Jerry, you were, without a doubt, the right leader at the right time to lead this incredible team at U.S. Forces Japan. Thank you for being such an inspirational and visionary leader.
On behalf of all the Soldiers, Sailors, Airmen, Marines, and Coast Guardsmen within Indo-Pacific Command, I wish you and Kim nothing but the best in all of your future endeavors.
I want you to know that you have a home here in the Indo-Pacific and you’re welcome to return absolutely everywhere, certainly at my headquarters, and I know you that you are welcome here in Japan as well.
Though it is hard to say goodbye to the Martinez family, it’s my pleasure to welcome the Schneider’s to Japan.
It’s telling that we send our finest officers to command in the Pacific, and it’s another indication of our continued commitment to Japan.

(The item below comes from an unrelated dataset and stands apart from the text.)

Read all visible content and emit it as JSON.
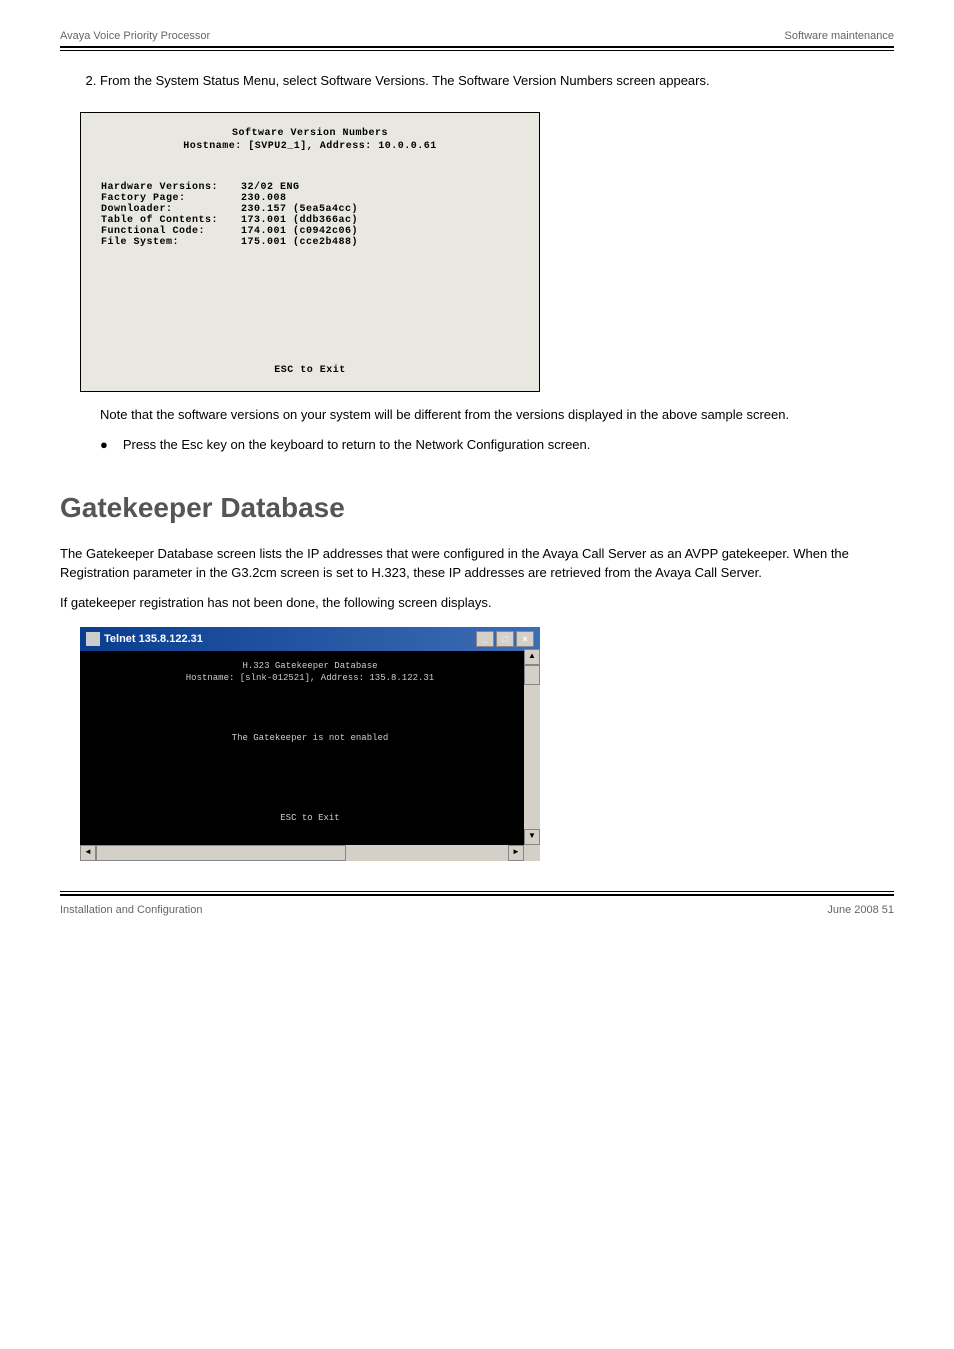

I have been blessed, myself, to work closely with Kevin over the past nine months as my chief-of-staff at U.S. Indo-PACOM, where I have been able to observe and experience first-hand his very noted leadership skills and incredible ability to solve complex problems.
Kevin has tremendous understanding of the current challenges to a free and open Indo-Pacific and the importance of facing those challenges alongside our allies and partners.
I am confident Kevin will continue to bolster the Japan-U.S. Alliance that Jerry and his predecessors have built, maintained and strengthened.
Kevin, it truly has been a pleasure working with you this past year. Your tireless efforts in improving your formation and dedication to supporting our staff speak volumes to your character and leadership.
I know you and Lori will continue to champion our service members and this incredible Japan-United States Alliance.
May God bless the Martinez family... the Schneider family... all of our men and women in uniform … and may God continue to bless the people of Japan and the United States of America.
Thank you very much.